When Chef Lizz Wright and Monica Haslip opened Carver 47 in the Little Black Pearl in 2017, their goals were to offer a beautiful and accessible food experience to the Bronzeville community, along with honoring namesake Dr. George Washington Carver’s legacy of generosity, kindness and curiosity. Although they were forced to close for most of 2020 due to the COVID-19 pandemic, they reopened right before the holidays, delivering 350 donated meals to seniors and families in need in Bronzeville.

“There weren’t many places in the community that focused on the overall food and nutrition needs of the community,” Haslip says. “Because Carver 47 provides meals, a cafe menu and a market, there are a variety of ways for people to have their needs met. You can be a meat lover or a vegan and find something that you really love in the same place.” Haslip is the visionary designer and founder of Little Black Pearl, a cultural arts and education center next door, and she tapped Wright to lead the Carver 47 project.

Reopening during the pandemic has been challenging because of the constantly changing city guidelines for restaurants. During the holidays, they introduced a dinner box series including dishes such as Mediterranean grain bowls, Brazilian-style whitefish stew with coconut milk and spinach, a marinated mushroom medley and wine-braised beef short ribs for delivery and takeout. Although Chicago regulations currently allow for indoor dining at 25% capacity, Carver 47 is sticking to being a pick up and delivery market and cafe for now, focusing on elevating the home table.

Carver 47's "Gratitude Box" includes a grain, 2 starches, greens and a featured protein or delicious alternative. Photo by LaBeeba and Armand.

“Reopening during a pandemic has been a heightened experience of both risk and trust,” Wright says. “We knew that it was time to take chances and adjust our offerings. I have felt blessed to be a part of what it means to share nourishment, beauty and hope during this period. Traffic was slow but each exchange mattered more. We learned more and learned faster. It’s been a surreal ride.”  

Wright has always had a passion for taking care of people, whether through music or food. She graduated from the Natural Gourmet Institute in 2009 in New York City and her nourishing menu at Carver 47 is inspired by her Southern upbringing in Georgia, cooking with ingredients from her family garden, and decades of experience touring Europe as a professional musician.

“Food and music have always been intertwined for me,” Wright says. “I’m just glad I have a place to celebrate them both. Designing a homestyle culinary experience for my neighbors brings me joy and a sense of tangible purpose at a time when I need to remember the sacred rhythm of physical work and music.”

“I have felt blessed to be a part of what it means to share nourishment, beauty and hope during this period,” said Chef Lizz Wright, who is pictured here. Photo by Tony Smith.

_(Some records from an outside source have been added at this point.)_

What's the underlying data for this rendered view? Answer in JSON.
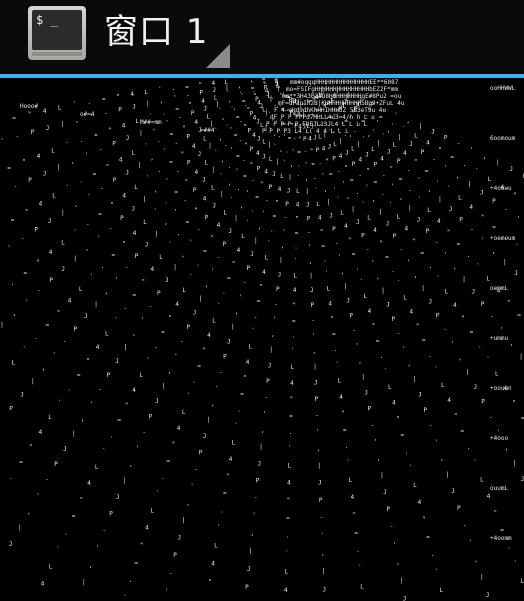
{
  "window": {
    "title": "窗口 1",
    "icon": "terminal-app-icon",
    "icon_glyph": "$ _"
  },
  "colors": {
    "accent": "#33b5e5",
    "background": "#000000",
    "terminal_text": "#e8e8e8"
  },
  "terminal": {
    "content_description_glyphs": "ASCII-art rendered terminal output",
    "top_rows": [
      "mm#oqqqHHHHHHHHHHHHHHHEE**6087",
      "mo=FSIFgHHHHHHHHHHHHHHHbEZ2F*mm",
      "mm**3H43P34D8HHHHHHHHHgE#8Pu2 =ou",
      "mF=dF3pIH2BjKHHHHHHHHHHSBp9+ZFuL 4u",
      "F 4 aHd9dhKhHHIHHH3Z 5B3eT9u 4u",
      "dF P P PPPd7MHLL4u3=4/h h L u",
      "P P P P P FDEJL13JL4 L L L L",
      "P P P P3 L4 L( 4 4 L L L"
    ],
    "right_edge_tokens": [
      "ooHHWWL",
      "6oomoum",
      "+4oowu",
      "+oemoum",
      "oemmL",
      "+ummu",
      "+oouun",
      "+4ooo",
      "ouumL",
      "+4oomm"
    ],
    "left_edge_tokens": [
      "Hooo#",
      "o#=4",
      "M##=mm",
      "=##4"
    ]
  }
}
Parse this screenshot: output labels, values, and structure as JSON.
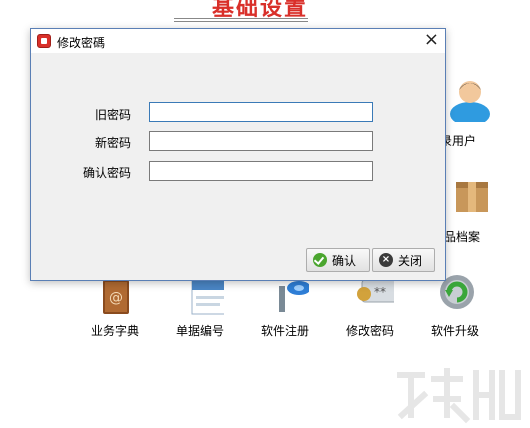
{
  "background": {
    "header_title": "基础设置",
    "tiles": [
      {
        "label": "录用户",
        "icon": "user-icon"
      },
      {
        "label": "品档案",
        "icon": "box-icon"
      },
      {
        "label": "业务字典",
        "icon": "address-book-icon"
      },
      {
        "label": "单据编号",
        "icon": "abc123-icon"
      },
      {
        "label": "软件注册",
        "icon": "key-icon"
      },
      {
        "label": "修改密码",
        "icon": "password-key-icon"
      },
      {
        "label": "软件升级",
        "icon": "gear-update-icon"
      }
    ]
  },
  "dialog": {
    "title": "修改密碼",
    "fields": {
      "old_password": {
        "label": "旧密码",
        "value": ""
      },
      "new_password": {
        "label": "新密码",
        "value": ""
      },
      "confirm_password": {
        "label": "确认密码",
        "value": ""
      }
    },
    "buttons": {
      "confirm": "确认",
      "close": "关闭"
    }
  },
  "colors": {
    "accent": "#d9302a",
    "dialog_border": "#5a7fb5",
    "focus_border": "#3a7ab7"
  }
}
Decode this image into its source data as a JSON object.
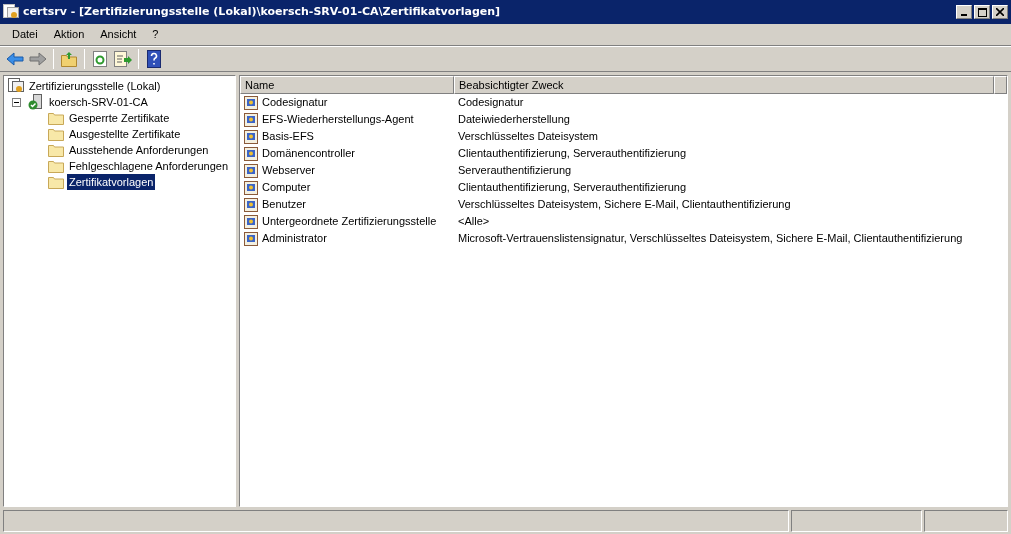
{
  "window": {
    "title": "certsrv - [Zertifizierungsstelle (Lokal)\\koersch-SRV-01-CA\\Zertifikatvorlagen]"
  },
  "menu": [
    "Datei",
    "Aktion",
    "Ansicht",
    "?"
  ],
  "toolbar": [
    {
      "kind": "back"
    },
    {
      "kind": "forward"
    },
    {
      "kind": "separator"
    },
    {
      "kind": "up"
    },
    {
      "kind": "separator"
    },
    {
      "kind": "refresh"
    },
    {
      "kind": "export"
    },
    {
      "kind": "separator"
    },
    {
      "kind": "help"
    }
  ],
  "tree": [
    {
      "label": "Zertifizierungsstelle (Lokal)",
      "kind": "root",
      "selected": false,
      "children": [
        {
          "label": "koersch-SRV-01-CA",
          "kind": "server",
          "expanded": true,
          "selected": false,
          "children": [
            {
              "label": "Gesperrte Zertifikate",
              "kind": "folder",
              "selected": false
            },
            {
              "label": "Ausgestellte Zertifikate",
              "kind": "folder",
              "selected": false
            },
            {
              "label": "Ausstehende Anforderungen",
              "kind": "folder",
              "selected": false
            },
            {
              "label": "Fehlgeschlagene Anforderungen",
              "kind": "folder",
              "selected": false
            },
            {
              "label": "Zertifikatvorlagen",
              "kind": "folder",
              "selected": true
            }
          ]
        }
      ]
    }
  ],
  "table": {
    "columns": [
      "Name",
      "Beabsichtigter Zweck"
    ],
    "rows": [
      [
        "Codesignatur",
        "Codesignatur"
      ],
      [
        "EFS-Wiederherstellungs-Agent",
        "Dateiwiederherstellung"
      ],
      [
        "Basis-EFS",
        "Verschlüsseltes Dateisystem"
      ],
      [
        "Domänencontroller",
        "Clientauthentifizierung, Serverauthentifizierung"
      ],
      [
        "Webserver",
        "Serverauthentifizierung"
      ],
      [
        "Computer",
        "Clientauthentifizierung, Serverauthentifizierung"
      ],
      [
        "Benutzer",
        "Verschlüsseltes Dateisystem, Sichere E-Mail, Clientauthentifizierung"
      ],
      [
        "Untergeordnete Zertifizierungsstelle",
        "<Alle>"
      ],
      [
        "Administrator",
        "Microsoft-Vertrauenslistensignatur, Verschlüsseltes Dateisystem, Sichere E-Mail, Clientauthentifizierung"
      ]
    ]
  }
}
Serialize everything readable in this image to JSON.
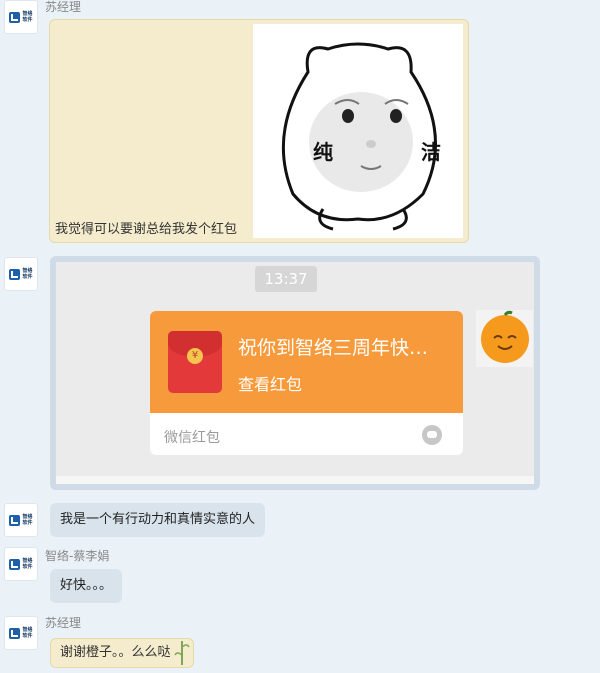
{
  "messages": [
    {
      "sender": "苏经理",
      "text": "我觉得可以要谢总给我发个红包",
      "sticker_text": [
        "纯",
        "洁"
      ]
    },
    {
      "screenshot": {
        "time": "13:37",
        "packet_title": "祝你到智络三周年快…",
        "packet_action": "查看红包",
        "packet_footer": "微信红包",
        "coin_symbol": "¥"
      }
    },
    {
      "text": "我是一个有行动力和真情实意的人"
    },
    {
      "sender": "智络-蔡李娟",
      "text": "好快。。。"
    },
    {
      "sender": "苏经理",
      "text": "谢谢橙子。。么么哒"
    }
  ],
  "avatar": {
    "logo_text_1": "智络",
    "logo_text_2": "软件"
  },
  "colors": {
    "background": "#eaf1f7",
    "bubble": "#d9e3ec",
    "packet": "#f79a3b",
    "red": "#e4393b"
  }
}
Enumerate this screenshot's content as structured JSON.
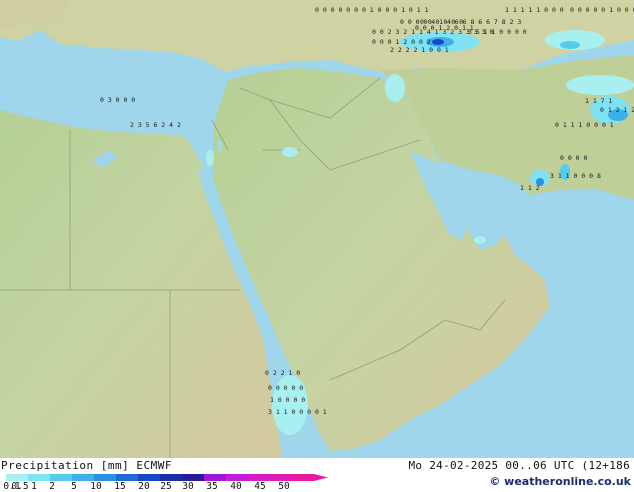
{
  "footer": {
    "title_left": "Precipitation [mm] ECMWF",
    "title_right": "Mo 24-02-2025 00..06 UTC (12+186",
    "credit": "© weatheronline.co.uk"
  },
  "legend": {
    "labels": [
      "0.1",
      "0.5",
      "1",
      "2",
      "5",
      "10",
      "15",
      "20",
      "25",
      "30",
      "35",
      "40",
      "45",
      "50"
    ],
    "colors": [
      "#a8f0f0",
      "#7fe2f2",
      "#55ccee",
      "#3db0ea",
      "#2a90e0",
      "#1e6ad6",
      "#1a48c4",
      "#1a2ea8",
      "#2a1e96",
      "#9e18d6",
      "#c21cd8",
      "#d81cc8",
      "#e01ab6",
      "#e81aa4"
    ]
  },
  "map": {
    "sea_color": "#9fd6ec",
    "land_color": "#a9c98c",
    "precip_digits": [
      "0 0 0 0 0 0 0 1 0 0 0 1 0 1 1",
      "1 1 1 1 1 0 0 0",
      "0 0 0 0 0 1 0 0 0 1 0 0",
      "0 0 0 0 4 1 4 6 6 8 6 6 7 8 2 3",
      "0 0 2 3 2 1 1 4 1 3 2 3 3 3 3 0",
      "3 5 1 1 0 0 0 0",
      "0 0 0 0 0 0",
      "0 0 0 1 2 0 1 1",
      "0 0 0 1 2 0 0 2",
      "2 2 2 2 1 0 0 1",
      "0 3 0 0 0",
      "2 3 5 6 2 4 2",
      "1 1 7 1",
      "0 1 2 1 2 3",
      "3 1 1 0 0 0 8",
      "1 1 2",
      "0 2 2 1 0",
      "0 0 0 0 0",
      "1 0 0 0 0",
      "3 1 1 0 0 0 0 1",
      "0 0 0 0",
      "0 1 1 1 0 0 0 1"
    ]
  }
}
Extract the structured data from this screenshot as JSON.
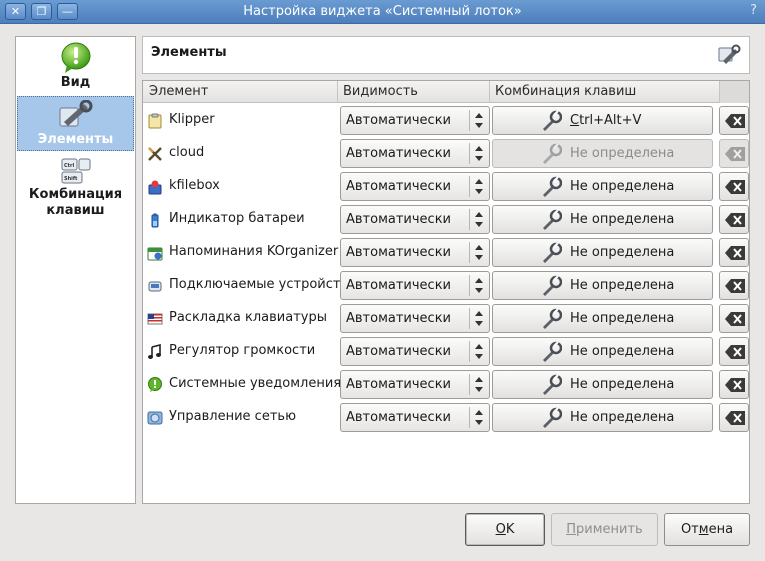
{
  "window": {
    "title": "Настройка виджета «Системный лоток»",
    "help_glyph": "?",
    "buttons": {
      "close": "✕",
      "restore": "❐",
      "minimize": "—"
    }
  },
  "nav": {
    "items": [
      {
        "label": "Вид",
        "icon": "bubble-exclamation-icon",
        "selected": false
      },
      {
        "label": "Элементы",
        "icon": "wrench-icon",
        "selected": true
      },
      {
        "label": "Комбинация клавиш",
        "icon": "keyboard-icon",
        "selected": false
      }
    ]
  },
  "panel": {
    "title": "Элементы",
    "header_icon": "configure-icon"
  },
  "table": {
    "columns": [
      "Элемент",
      "Видимость",
      "Комбинация клавиш"
    ],
    "rows": [
      {
        "name": "Klipper",
        "icon": "clipboard-icon",
        "visibility": "Автоматически",
        "shortcut_prefix": "",
        "shortcut_underline": "C",
        "shortcut_rest": "trl+Alt+V",
        "enabled": true
      },
      {
        "name": "cloud",
        "icon": "cloud-tools-icon",
        "visibility": "Автоматически",
        "shortcut_prefix": "Не определена",
        "shortcut_underline": "",
        "shortcut_rest": "",
        "enabled": false
      },
      {
        "name": "kfilebox",
        "icon": "filebox-icon",
        "visibility": "Автоматически",
        "shortcut_prefix": "Не определена",
        "shortcut_underline": "",
        "shortcut_rest": "",
        "enabled": true
      },
      {
        "name": "Индикатор батареи",
        "icon": "battery-icon",
        "visibility": "Автоматически",
        "shortcut_prefix": "Не определена",
        "shortcut_underline": "",
        "shortcut_rest": "",
        "enabled": true
      },
      {
        "name": "Напоминания KOrganizer",
        "icon": "calendar-alarm-icon",
        "visibility": "Автоматически",
        "shortcut_prefix": "Не определена",
        "shortcut_underline": "",
        "shortcut_rest": "",
        "enabled": true
      },
      {
        "name": "Подключаемые устройства",
        "icon": "device-icon",
        "visibility": "Автоматически",
        "shortcut_prefix": "Не определена",
        "shortcut_underline": "",
        "shortcut_rest": "",
        "enabled": true
      },
      {
        "name": "Раскладка клавиатуры",
        "icon": "flag-us-icon",
        "visibility": "Автоматически",
        "shortcut_prefix": "Не определена",
        "shortcut_underline": "",
        "shortcut_rest": "",
        "enabled": true
      },
      {
        "name": "Регулятор громкости",
        "icon": "music-note-icon",
        "visibility": "Автоматически",
        "shortcut_prefix": "Не определена",
        "shortcut_underline": "",
        "shortcut_rest": "",
        "enabled": true
      },
      {
        "name": "Системные уведомления",
        "icon": "notification-icon",
        "visibility": "Автоматически",
        "shortcut_prefix": "Не определена",
        "shortcut_underline": "",
        "shortcut_rest": "",
        "enabled": true
      },
      {
        "name": "Управление сетью",
        "icon": "network-icon",
        "visibility": "Автоматически",
        "shortcut_prefix": "Не определена",
        "shortcut_underline": "",
        "shortcut_rest": "",
        "enabled": true
      }
    ]
  },
  "footer": {
    "ok": {
      "underline": "O",
      "rest": "K"
    },
    "apply": {
      "underline": "П",
      "rest": "рименить"
    },
    "cancel": {
      "prefix": "От",
      "underline": "м",
      "rest": "ена"
    }
  },
  "colors": {
    "titlebar": "#5a8cc8",
    "selection": "#a6c7ea",
    "window_bg": "#e8e7e6"
  }
}
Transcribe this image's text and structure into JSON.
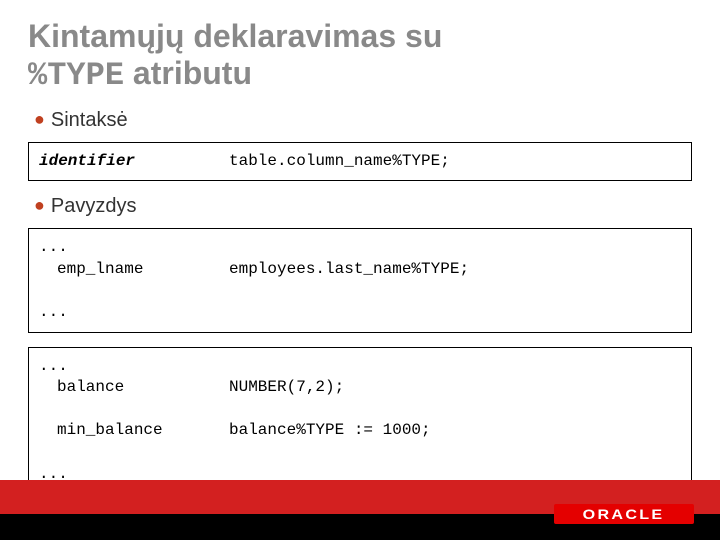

Growing up, Wright’s family produced most of their own food on two acres of land and she learned to garden from her father and grandfather, Big Daddy.

“Big Daddy speaks of plants like most people speak of their children,” she says. “He knows them. His collard greens look like thigh-high palm trees. I still can’t figure out how he makes them grow like that!”

Much of the produce for Wright’s fresh-pressed juices, superfood smoothies and hearty sandwiches and bowls at Carver 47 are grown locally, including the microgreens that garnish the avocado toast. Wright says she is especially proud of the subtle layers of flavor in her line of juices and smoothies. The Redemption smoothie is a favorite, blending a medley of berries with acai powder and almond milk. She even makes her own compost for the restaurant’s garden from coffee grounds, fruit pulp and food waste from the cafe. If you’re keen to try gardening yourself, Wright recommends getting a few pots and some potting soil in early April, since it takes the soil a while to thaw in Chicagoland.

The Belgian Waffle at Carver 47. Photo by LaBeeba and Armand.
The Redemption smoothie is a favorite, blending a medley of berries with acai powder and almond milk. Photo by LaBeeba and Armand.

“In the meantime, I would encourage composting, saving coffee and tea grounds, as well as egg shells and organic food waste,” she says. “There are small compost bins that you can even use in the kitchen. It’s great to start the garden with a small amount to mix into the potting soil when you start your plants or seeds and you can top off the top soil with a sprinkle of it every two to three weeks throughout the growing season.” 

Wright has grown parsley, tomatoes, sage, mint, lavender, thyme, lemongrass, pumpkins, sweet potatoes, strawberries, peppers, several varieties of sunflowers, cucumbers, salad greens and eggplants between the cafe’s raised beds and her home patio in Chicago

“The city has taught me that successful gardening is more about understanding your climate and preparing the soil than having a lot of real estate,” she says. “Growing food is such an empowering and reassuring experience. It’s an opportunity to have a  direct dialog with the earth.”

is a freelance writer for The TRiiBE.